Saturday, January 29, 2011

Metaphysics and perception

A few things I have read, seen, and discussed lately have pointed me in this direction. Metaphysics is defined on Wikipedia as the study of "the fundamental nature of being and of the world." It's really a fairly vague term, and sometimes it is difficult to understand what metaphysics really encompasses.

I understand metaphyics more generally to be the study of the relation between the mind and reality, which is really just a decomposition of the word into "meta" (beyond) and "physics" (the laws of reality). I have to admit that metaphysics is a subject that I am really fairly poorly informed about in any formal way. I have never taken a class or read a textbook on metaphysics. The good thing, though, is that I think this is true of most people. Most people would probably say that the topic of metaphysics is too erudite and disconnected from everyday thought to be of any interest to them. I wanted to share, then, how some metaphysical ideas and concepts have made their way into popular thought.

One of the post recent and popular examples is the movie Inception. In my opinion, this film is really a study on the blurring of the lines between dream (an analogy for perception) and reality. A central theme of the movie is that in dreams our subconscious perception and expectation actively shapes the world around us.

One idea that I thought was very interesting was that the main characters actually developed methods to help them determine whether or not they were in a dream. If it was a dream that they were in control of, their subconscious automatically filled in all the little details their mind searched for to see if they were dreaming. So even down to the smell of a room or the color of fibers on a rug, their dream would be accurate. This meant it was very difficult for the main characters to decide whether or not they were in a dream, and they had to develop ways to disconnect their physical perception of an object from their expectation of it, and when they found a difference that was when they knew they were awake.

The idea that a difference between perception and expectation signals reality is pretty interesting. It ensures that our world is not wholly a product of our mind, but is influenced by things outside of ourselves.

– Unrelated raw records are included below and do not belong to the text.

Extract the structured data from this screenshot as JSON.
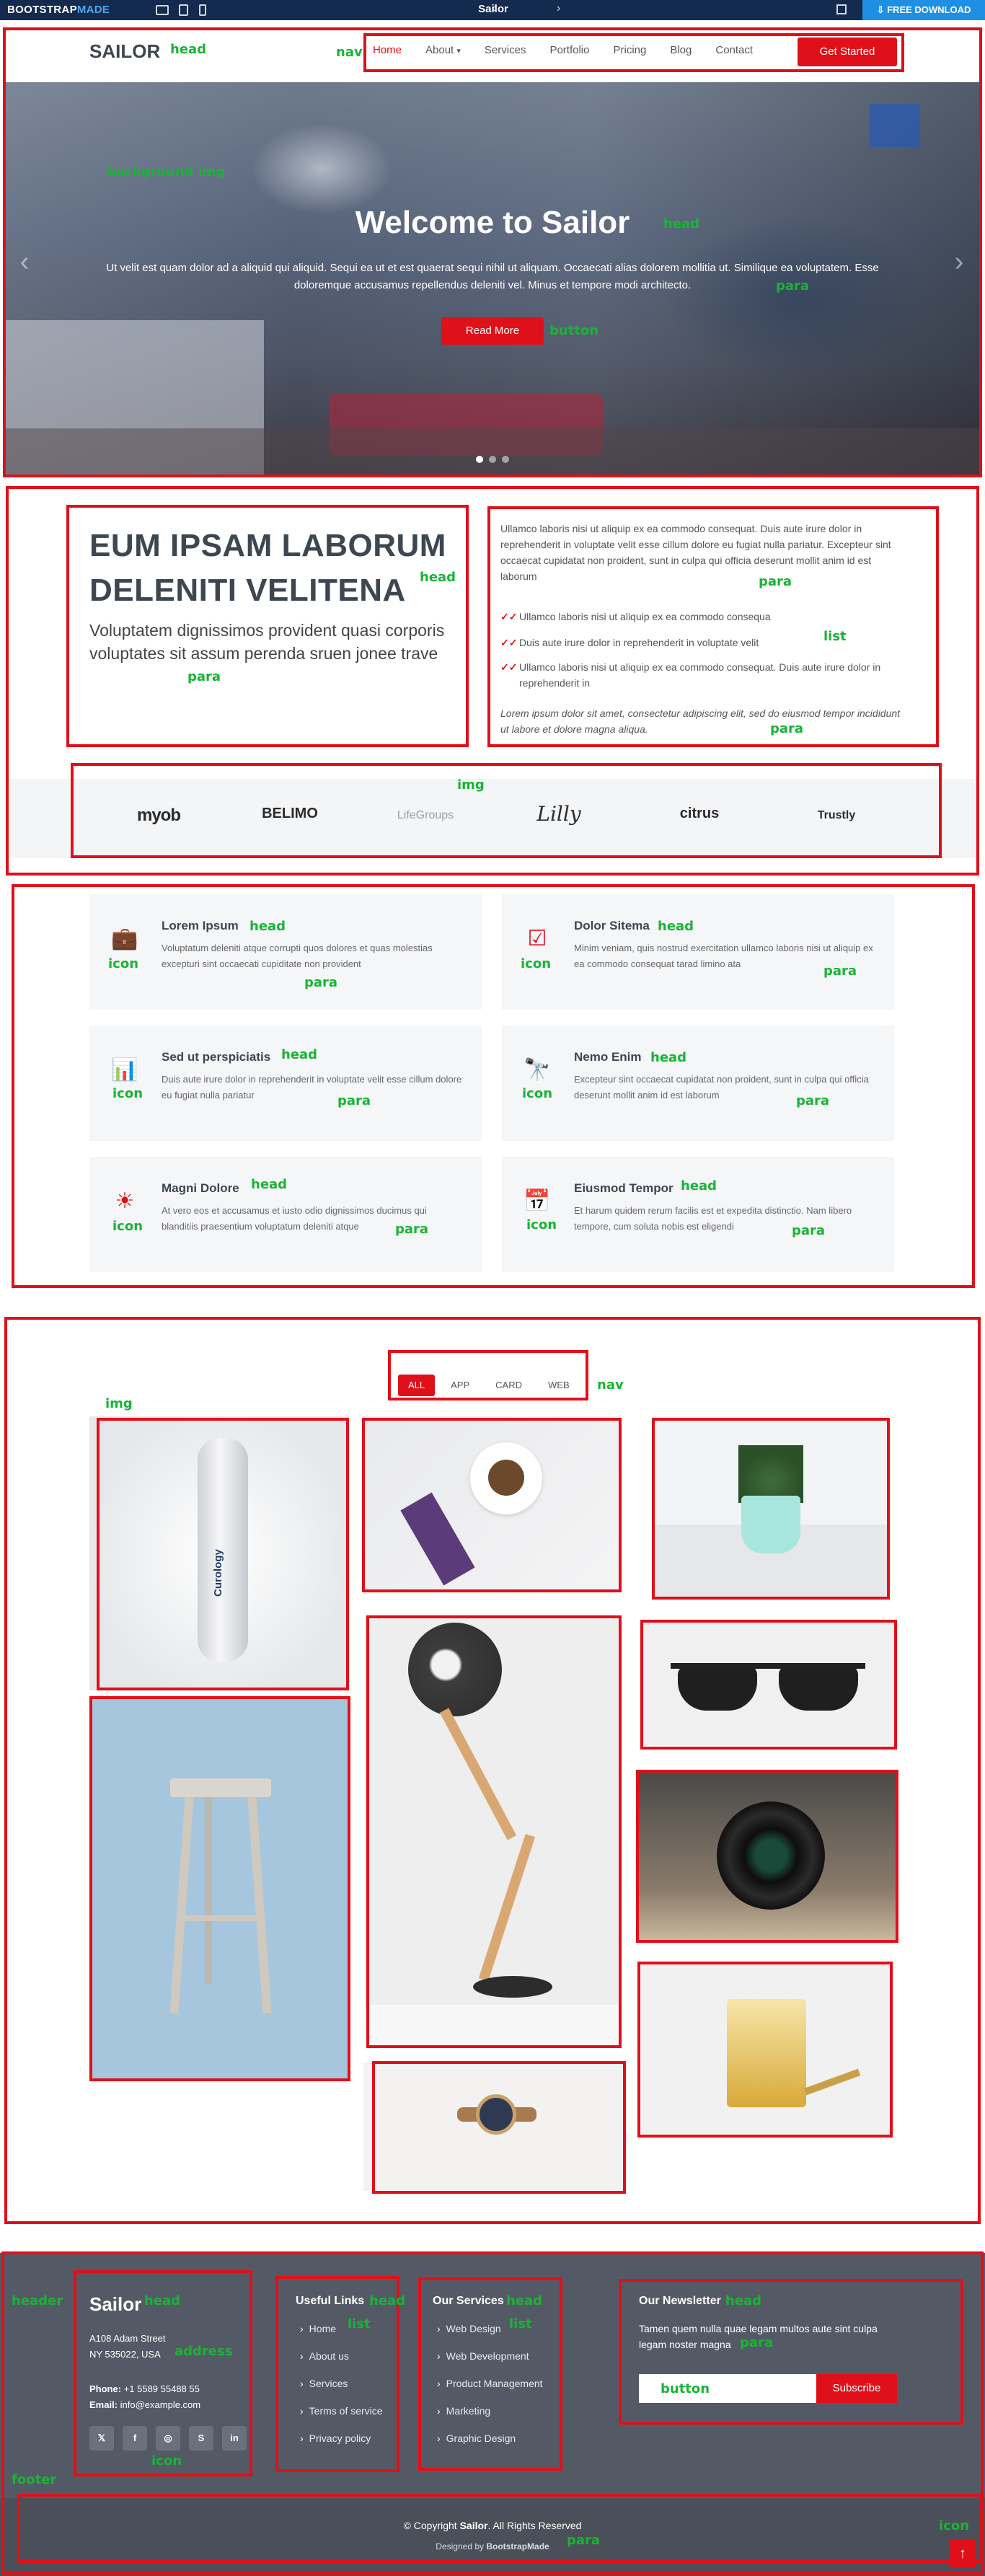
{
  "topbar": {
    "brand_a": "BOOTSTRAP",
    "brand_b": "MADE",
    "title": "Sailor",
    "download": "FREE DOWNLOAD",
    "colors": {
      "bar": "#142a4f",
      "download": "#1e8fe3"
    }
  },
  "header": {
    "logo": "SAILOR",
    "nav": [
      "Home",
      "About",
      "Services",
      "Portfolio",
      "Pricing",
      "Blog",
      "Contact"
    ],
    "about_caret": "▾",
    "cta": "Get Started"
  },
  "hero": {
    "title": "Welcome to Sailor",
    "text": "Ut velit est quam dolor ad a aliquid qui aliquid. Sequi ea ut et est quaerat sequi nihil ut aliquam. Occaecati alias dolorem mollitia ut. Similique ea voluptatem. Esse doloremque accusamus repellendus deleniti vel. Minus et tempore modi architecto.",
    "button": "Read More",
    "prev": "‹",
    "next": "›"
  },
  "about": {
    "heading": "EUM IPSAM LABORUM DELENITI VELITENA",
    "subheading": "Voluptatem dignissimos provident quasi corporis voluptates sit assum perenda sruen jonee trave",
    "paragraph": "Ullamco laboris nisi ut aliquip ex ea commodo consequat. Duis aute irure dolor in reprehenderit in voluptate velit esse cillum dolore eu fugiat nulla pariatur. Excepteur sint occaecat cupidatat non proident, sunt in culpa qui officia deserunt mollit anim id est laborum",
    "check": "✓✓",
    "list": [
      "Ullamco laboris nisi ut aliquip ex ea commodo consequa",
      "Duis aute irure dolor in reprehenderit in voluptate velit",
      "Ullamco laboris nisi ut aliquip ex ea commodo consequat. Duis aute irure dolor in reprehenderit in"
    ],
    "italic": "Lorem ipsum dolor sit amet, consectetur adipiscing elit, sed do eiusmod tempor incididunt ut labore et dolore magna aliqua."
  },
  "clients": [
    "myob",
    "BELIMO",
    "LifeGroups",
    "Lilly",
    "citrus",
    "Trustly"
  ],
  "services": [
    {
      "icon": "briefcase-icon",
      "glyph": "💼",
      "title": "Lorem Ipsum",
      "text": "Voluptatum deleniti atque corrupti quos dolores et quas molestias excepturi sint occaecati cupiditate non provident"
    },
    {
      "icon": "card-checklist-icon",
      "glyph": "☑",
      "title": "Dolor Sitema",
      "text": "Minim veniam, quis nostrud exercitation ullamco laboris nisi ut aliquip ex ea commodo consequat tarad limino ata"
    },
    {
      "icon": "bar-chart-icon",
      "glyph": "📊",
      "title": "Sed ut perspiciatis",
      "text": "Duis aute irure dolor in reprehenderit in voluptate velit esse cillum dolore eu fugiat nulla pariatur"
    },
    {
      "icon": "binoculars-icon",
      "glyph": "🔭",
      "title": "Nemo Enim",
      "text": "Excepteur sint occaecat cupidatat non proident, sunt in culpa qui officia deserunt mollit anim id est laborum"
    },
    {
      "icon": "brightness-icon",
      "glyph": "☀",
      "title": "Magni Dolore",
      "text": "At vero eos et accusamus et iusto odio dignissimos ducimus qui blanditiis praesentium voluptatum deleniti atque"
    },
    {
      "icon": "calendar-icon",
      "glyph": "📅",
      "title": "Eiusmod Tempor",
      "text": "Et harum quidem rerum facilis est et expedita distinctio. Nam libero tempore, cum soluta nobis est eligendi"
    }
  ],
  "portfolio": {
    "filters": [
      "ALL",
      "APP",
      "CARD",
      "WEB"
    ],
    "brand_text": "Curology"
  },
  "footer": {
    "logo": "Sailor",
    "address_1": "A108 Adam Street",
    "address_2": "NY 535022, USA",
    "phone_label": "Phone:",
    "phone": "+1 5589 55488 55",
    "email_label": "Email:",
    "email": "info@example.com",
    "social": [
      "𝕏",
      "f",
      "◎",
      "S",
      "in"
    ],
    "useful_title": "Useful Links",
    "useful": [
      "Home",
      "About us",
      "Services",
      "Terms of service",
      "Privacy policy"
    ],
    "services_title": "Our Services",
    "services": [
      "Web Design",
      "Web Development",
      "Product Management",
      "Marketing",
      "Graphic Design"
    ],
    "newsletter_title": "Our Newsletter",
    "newsletter_text": "Tamen quem nulla quae legam multos aute sint culpa legam noster magna",
    "subscribe": "Subscribe",
    "copyright_pre": "© Copyright",
    "copyright_brand": "Sailor",
    "copyright_post": ". All Rights Reserved",
    "designed_pre": "Designed by",
    "designed_brand": "BootstrapMade",
    "to_top": "↑"
  },
  "annotations": [
    "head",
    "nav",
    "background img",
    "head",
    "para",
    "button",
    "head",
    "para",
    "para",
    "list",
    "para",
    "img",
    "head",
    "icon",
    "para",
    "head",
    "icon",
    "para",
    "head",
    "icon",
    "para",
    "head",
    "icon",
    "para",
    "head",
    "icon",
    "para",
    "head",
    "icon",
    "para",
    "nav",
    "img",
    "header",
    "head",
    "address",
    "icon",
    "head",
    "list",
    "head",
    "list",
    "head",
    "para",
    "button",
    "footer",
    "para",
    "icon"
  ]
}
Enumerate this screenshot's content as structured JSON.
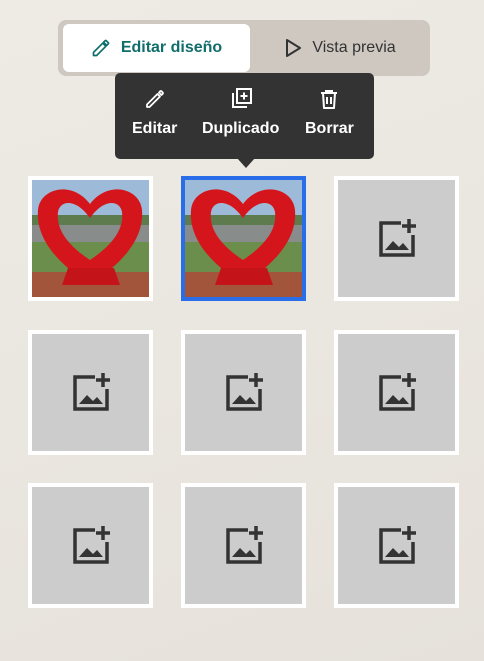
{
  "mode_toggle": {
    "edit_label": "Editar diseño",
    "preview_label": "Vista previa"
  },
  "photo_actions": {
    "edit_label": "Editar",
    "duplicate_label": "Duplicado",
    "delete_label": "Borrar"
  },
  "grid": {
    "cells": [
      {
        "type": "photo",
        "selected": false
      },
      {
        "type": "photo",
        "selected": true
      },
      {
        "type": "empty",
        "icon": "add-photo-icon"
      },
      {
        "type": "empty",
        "icon": "add-photo-icon"
      },
      {
        "type": "empty",
        "icon": "add-photo-icon"
      },
      {
        "type": "empty",
        "icon": "add-photo-icon"
      },
      {
        "type": "empty",
        "icon": "add-photo-icon"
      },
      {
        "type": "empty",
        "icon": "add-photo-icon"
      },
      {
        "type": "empty",
        "icon": "add-photo-icon"
      }
    ]
  },
  "colors": {
    "accent": "#0f6e6b",
    "selection": "#2a6de8",
    "tooltip_bg": "#333333",
    "placeholder_bg": "#cccccc"
  }
}
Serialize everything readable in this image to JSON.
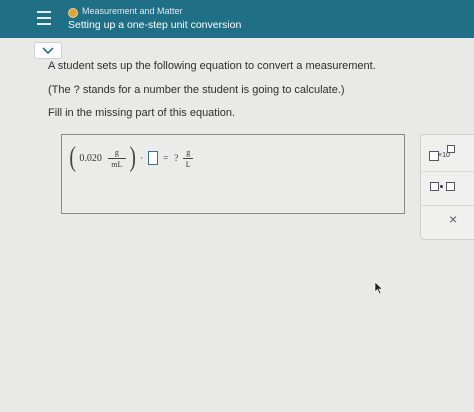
{
  "header": {
    "topic": "Measurement and Matter",
    "title": "Setting up a one-step unit conversion",
    "topic_dot_color": "#e0a33a",
    "background_color": "#1f6f87"
  },
  "question": {
    "line1": "A student sets up the following equation to convert a measurement.",
    "line2": "(The ? stands for a number the student is going to calculate.)",
    "line3": "Fill in the missing part of this equation."
  },
  "equation": {
    "coefficient": "0.020",
    "frac1_num": "g",
    "frac1_den": "mL",
    "dot": "·",
    "equals": "=",
    "unknown": "?",
    "frac2_num": "g",
    "frac2_den": "L"
  },
  "tools": {
    "sci_notation_label": "×10",
    "close_label": "×"
  },
  "icons": {
    "menu": "hamburger-menu-icon",
    "collapse": "chevron-down-icon",
    "close": "close-icon",
    "cursor": "mouse-cursor-icon"
  }
}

Another metaphysics example I thought of when watching this movie was the book (also a movie) A Scanner Darkly by Phillip K Dick. In this book, the main character is investigating a group of people as a government spy, and as a part of the process begins taking a drug that has serious effects on his cognitive abilities. The mix between his reality of living two lives (his government job and his "cover" identity) and the fact that the drug is causing the two hemispheres of his brain to become disjointed and compete lead to some interesting observations about what reality is, or whether there are even multiple realities. In case you think that this syfy stuff may be too heavy for your taste, PKD's short stories also inspired Total Recall, Blade Runner, and Minority Report, so you may already have a taste for his work.

On a completely different plane, the recent craze of "the power of positive thinking" is another example of metaphysics. The basic idea of this is that you can, in effect, project your positive feelings onto the world around you. By feeling positive yourself, your perception of reality changes enough that your actually picture of the world changes. You are changing your reality. As a Christian, I can tell you this works: if you start off a day in a prayer of thankfulness, your reality does seem to change. This begs the question: if our reality is so sensitive to our thoughts, is it really that simple to define what reality itself truly is?

To wrap up, I wanted to mention that I think many philosphers are overly dismissive of the topic of metaphysics. I think if many of them would approach the subject with a but more leeway for deep though and self questioning they may bump into some interesting ideas.

One rather frustrating example for me was Atlas Shrugged, Ayn Rand's fictional exposition of her philosophy of objectivism. Objectivism is a very pratical philosophy that focuses on immediate physical reality as the only true nature of the world. Her metaphysics are summed up in two words: objective reality. This combination of dismissal of all but the immediate and her clearly atheistic inclinations causes her arguments to really fall flat when it comes to some of the big questions.

One example is the source of this objective reality. To the Chistian, God is the ultimate reality. To the atheist, matter is the ultimate reality. Both have the same question to answer: what is the source of this ultimate reality? To the Christian, the answer is God is eternal and sourceless. But what is the answer of the atheist? Is it simply that matter is eternal, having always existed? Perhaps a better answer is that time itself is an illusion, a simple consequence of the physical laws dictating matters creation and evolution. But what about these laws, these constructs for matter? Does this view of matter as a timeless mix of law and energy, intimately subject to our perceptions of it, really fit within the narrow framework of objective reality. I'd say it's a tight fit at best.